A strategic design movement started by followers
Trip report from INTERSECTION15
This year the second edition of INTERSECTION took place in Berlin. The event was integrated with the conference Design Management Europe, organized by the renowned Design Management Institute, under the motto ‘Design to Align’. Design to Align explores the intersection of Strategic Enterprise Design and Design Management to bring design to a strategic level, making use of high-level design approaches such as User Experience Design, Service Design, Design Thinking and Enterprise Architecture. Attendees with various backgrounds, professions and perspectives all shared their common interest: getting design at the strategic level of the enterprise.
After connecting design activities in large organizations to the technology work of enterprise architecture, design and modeling, this year the field of Design Management was added to the intersection of relevant disciplines. The field of DM “encompasses the ongoing processes, business decisions, and strategies that enable innovation and create effectively-designed products, services, organizations, communications, environments, systems and brands that enhance our quality of life and provide organizational success.”
Adding another discipline to the mix provided interesting presentations, conversations and interactions. The emerging network community of digital leaders, brand managers and designers on strategic enterprise design is definitely growing and getting stronger.
Unfortunately, I could only attend the second part of the multi-track event and witnessed – as at all events – presentations of varying quality and relevance. However, what I heard from audience members, the full three day conference was worthwhile attending.
Arriving at the event on Wednesday, I immediately had to join a panel discussion on Enterprise Design Management, moderated by Ellen Solomon and Milan Guenther. The panel addressed wide-ranging issues on the roles of designers, architects and managers in the enterprise, and how to collaborate in order to increase the power of design. Hopefully, the points of views provided by the members of the panel made sense.
My highlight: Design for millennials
One of the highlights was the opening keynote by Gerry McGovern (a.k.a. @gerrymcgovern) “Designing for Trust“. Gerry provided a provocative and disturbing analysis of how most people have lost their trust and faith in politicians, institutions and marketing/advertising. This appears to be especially true for the generation of so-called Millenials or Generation Y (born after 1990). This generation is skeptical, impatient, cynical, ethical and disloyal (almost) by nature. Therefore, designing for organizations must be based on authenticity, human values and interests. As previous generations are less skeptical, more patient and loyal, C-level management of most organizations still doesn’t see the millennials coming clear enough. But not for long anymore, considering the many startups disrupting incumbents. Or as Gerry put it so vividly:
“Loyalty is for super-suckers”
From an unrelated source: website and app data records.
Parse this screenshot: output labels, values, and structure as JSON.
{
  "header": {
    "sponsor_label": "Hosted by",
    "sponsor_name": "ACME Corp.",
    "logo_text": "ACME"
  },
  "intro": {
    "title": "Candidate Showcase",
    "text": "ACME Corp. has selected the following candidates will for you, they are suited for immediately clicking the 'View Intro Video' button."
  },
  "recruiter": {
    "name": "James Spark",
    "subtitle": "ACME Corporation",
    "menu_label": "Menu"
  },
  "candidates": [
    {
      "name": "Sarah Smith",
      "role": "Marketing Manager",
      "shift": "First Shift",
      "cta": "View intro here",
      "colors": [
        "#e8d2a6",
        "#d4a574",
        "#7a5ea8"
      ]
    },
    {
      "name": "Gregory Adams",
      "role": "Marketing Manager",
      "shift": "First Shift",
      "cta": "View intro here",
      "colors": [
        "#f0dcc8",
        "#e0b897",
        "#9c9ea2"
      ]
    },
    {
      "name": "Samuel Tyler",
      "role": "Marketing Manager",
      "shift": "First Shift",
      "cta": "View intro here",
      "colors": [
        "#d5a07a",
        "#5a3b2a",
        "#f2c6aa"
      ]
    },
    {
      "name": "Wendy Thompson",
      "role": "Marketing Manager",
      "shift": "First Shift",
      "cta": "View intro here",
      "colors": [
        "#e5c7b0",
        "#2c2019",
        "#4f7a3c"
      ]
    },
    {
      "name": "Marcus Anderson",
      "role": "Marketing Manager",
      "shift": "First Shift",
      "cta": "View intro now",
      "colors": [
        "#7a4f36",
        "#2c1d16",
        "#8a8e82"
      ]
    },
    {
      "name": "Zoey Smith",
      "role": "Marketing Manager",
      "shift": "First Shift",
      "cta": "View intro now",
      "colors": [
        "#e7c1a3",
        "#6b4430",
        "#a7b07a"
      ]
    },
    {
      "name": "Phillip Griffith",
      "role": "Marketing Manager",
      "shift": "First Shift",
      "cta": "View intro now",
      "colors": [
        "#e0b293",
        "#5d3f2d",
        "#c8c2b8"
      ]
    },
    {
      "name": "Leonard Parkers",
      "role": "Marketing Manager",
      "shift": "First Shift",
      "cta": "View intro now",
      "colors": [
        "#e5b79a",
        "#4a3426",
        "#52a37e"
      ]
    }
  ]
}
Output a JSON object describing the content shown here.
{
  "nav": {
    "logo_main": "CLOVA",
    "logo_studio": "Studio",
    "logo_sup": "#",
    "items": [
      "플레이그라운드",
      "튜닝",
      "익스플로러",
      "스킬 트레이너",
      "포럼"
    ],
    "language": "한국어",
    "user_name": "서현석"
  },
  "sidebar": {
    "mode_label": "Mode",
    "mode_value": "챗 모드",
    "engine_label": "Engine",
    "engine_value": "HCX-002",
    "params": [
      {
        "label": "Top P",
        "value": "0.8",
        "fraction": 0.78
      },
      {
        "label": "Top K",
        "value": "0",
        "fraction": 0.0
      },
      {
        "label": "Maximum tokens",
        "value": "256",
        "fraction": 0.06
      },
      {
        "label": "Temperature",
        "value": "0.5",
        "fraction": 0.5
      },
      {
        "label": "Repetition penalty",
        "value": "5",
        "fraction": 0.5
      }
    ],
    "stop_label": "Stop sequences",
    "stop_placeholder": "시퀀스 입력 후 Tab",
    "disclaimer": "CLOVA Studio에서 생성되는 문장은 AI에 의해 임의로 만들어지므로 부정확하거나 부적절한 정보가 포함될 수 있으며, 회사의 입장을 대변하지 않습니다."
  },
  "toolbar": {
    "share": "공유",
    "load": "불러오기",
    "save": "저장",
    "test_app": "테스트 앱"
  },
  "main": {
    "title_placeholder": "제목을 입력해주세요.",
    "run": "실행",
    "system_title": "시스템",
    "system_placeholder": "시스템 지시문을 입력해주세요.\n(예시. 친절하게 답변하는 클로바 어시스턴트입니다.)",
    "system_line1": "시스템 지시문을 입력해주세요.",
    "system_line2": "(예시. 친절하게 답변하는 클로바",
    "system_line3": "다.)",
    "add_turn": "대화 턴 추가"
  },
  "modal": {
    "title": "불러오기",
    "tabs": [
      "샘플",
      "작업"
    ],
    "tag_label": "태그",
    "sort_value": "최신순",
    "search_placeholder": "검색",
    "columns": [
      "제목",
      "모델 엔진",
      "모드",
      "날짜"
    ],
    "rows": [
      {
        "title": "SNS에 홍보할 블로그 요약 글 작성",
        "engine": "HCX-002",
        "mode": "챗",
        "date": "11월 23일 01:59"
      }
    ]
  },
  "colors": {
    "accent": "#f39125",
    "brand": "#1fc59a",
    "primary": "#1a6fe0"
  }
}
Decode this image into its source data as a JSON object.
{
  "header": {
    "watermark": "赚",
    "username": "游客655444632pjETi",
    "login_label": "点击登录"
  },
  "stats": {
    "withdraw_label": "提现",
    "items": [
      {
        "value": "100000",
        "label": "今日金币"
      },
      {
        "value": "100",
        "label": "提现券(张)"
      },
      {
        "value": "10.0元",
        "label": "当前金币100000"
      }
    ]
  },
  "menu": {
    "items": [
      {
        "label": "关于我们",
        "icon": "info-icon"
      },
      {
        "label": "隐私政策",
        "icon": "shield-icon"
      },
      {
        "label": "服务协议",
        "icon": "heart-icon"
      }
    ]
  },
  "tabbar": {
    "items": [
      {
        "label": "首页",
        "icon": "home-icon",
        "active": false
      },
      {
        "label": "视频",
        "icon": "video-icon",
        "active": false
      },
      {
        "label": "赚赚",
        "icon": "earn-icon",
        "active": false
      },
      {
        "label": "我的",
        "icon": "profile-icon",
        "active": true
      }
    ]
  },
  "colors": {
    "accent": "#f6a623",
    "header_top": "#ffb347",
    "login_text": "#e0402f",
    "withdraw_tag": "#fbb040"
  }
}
At the end of the conference, Philippe van Caenegem (sr. Director Strategic Innovation, Salesforce) a.k.a. @ThinkingArch showed an inspiring and instructive short video on how to start a movement. This clip of just 3 minutes and 9 seconds shows that’s not the leader but the first, second and next followers who start a movement and create momentum.
In this way, I consider attendees of INTERSECTION (the conference) as the first followers of an emerging movement. A movement which sees the value, power and possibilities of design in enterprises as a force for change. A change which makes enterprises fit for the world of the 21st century in much better ways, providing value to all. Millennials included.
More on INTERSECTION15
The conference, the picture gallery, the videos, and #intersection15.
About the author
Peter Bogaards (a.k.a. @BogieZero) is the editor-in-chief of our blog BiRDS. Peter also works as a curator and coach at Informaat experience design. He has been an online content curator avant-la-lettre in various UX-related fields for almost three decades, choosing what he thinks is interesting, relevant or remarkable to share.
Customer experience (67), CX excellence (9), User experience (39)